Great Bend firefighters practice rescue diving
gbfd dive train main pic
Great Bend Fire Department Capt. Jim Schmeidler helps GBFD divers Braden Cox while fellow Diver Garrett Tindall prepares for his practice dive Thursday morning at Stone Lake. - photo by DALE HOGG Great Bend Tribune

No, no one drowned in Stone Lake Wednesday.

Sure, there was a presence of Great Bend Fire Department equipment and personnel in scuba gear at the lake Wednesday and Thursday mornings. But, Captain Jim Schmeidler said the firefighters were there for training.

“We have four new divers,” he said. “We’re just getting them acclimated with our equipment.”

The quartet joins the department’s eight other experienced divers. Wearing flippers, air tanks, masks, weights and other gear, the veterans stood at the shore’s edge with the newbies, giving them last-minute pointers before they submerged into the murky green water.

First, the new divers took an open-water diving class at Barton Community College. “Then, when they are able to dive, we teach them the rescue diving,” said Schmeidler, who was helping with the instruction.

This is not a simple process.

“The water is really muddy,” said fellow instructor Captain Eric Yoder. “Visibility can be three feet or less. Sometimes you are going only by feel.”

And, he said, its about more than training for those under the surface.

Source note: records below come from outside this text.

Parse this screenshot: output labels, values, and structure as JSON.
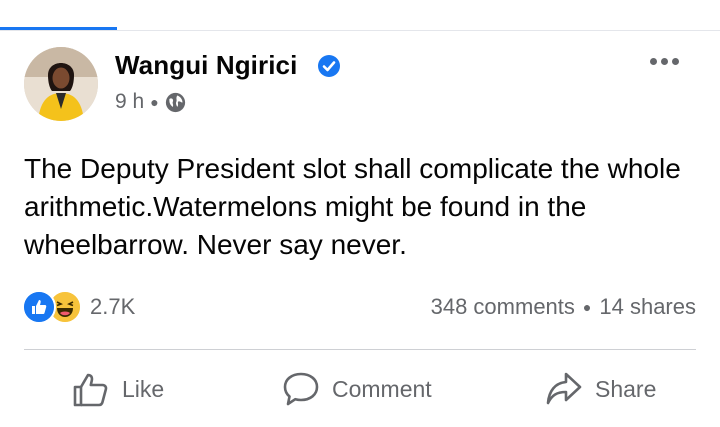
{
  "post": {
    "author": "Wangui Ngirici",
    "time": "9 h",
    "text": "The Deputy President slot shall complicate the whole arithmetic.Watermelons might be found in the wheelbarrow. Never say never.",
    "reaction_count": "2.7K",
    "comments": "348 comments",
    "shares": "14 shares"
  },
  "actions": {
    "like": "Like",
    "comment": "Comment",
    "share": "Share"
  },
  "colors": {
    "brand": "#1877f2",
    "secondary_text": "#65676b",
    "haha": "#f7c33b"
  }
}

In these poor conditions, often the only communication they have with those up top is via tugs on a rope connected to their diving rigs.

“So, the guys on the shore have to know what is going on as well,” Yoder said.

The beginners were not the only ones getting wet, Schmeidler said. They schedule four practice dives each year so all 12 divers can hone their skills and stay sharp.

In addition, he said the department just purchased new dry suits for winter diving. At some point, they will go to a swimming pool and work with these.

“We just want to be ready when needed,” Schmeidler said.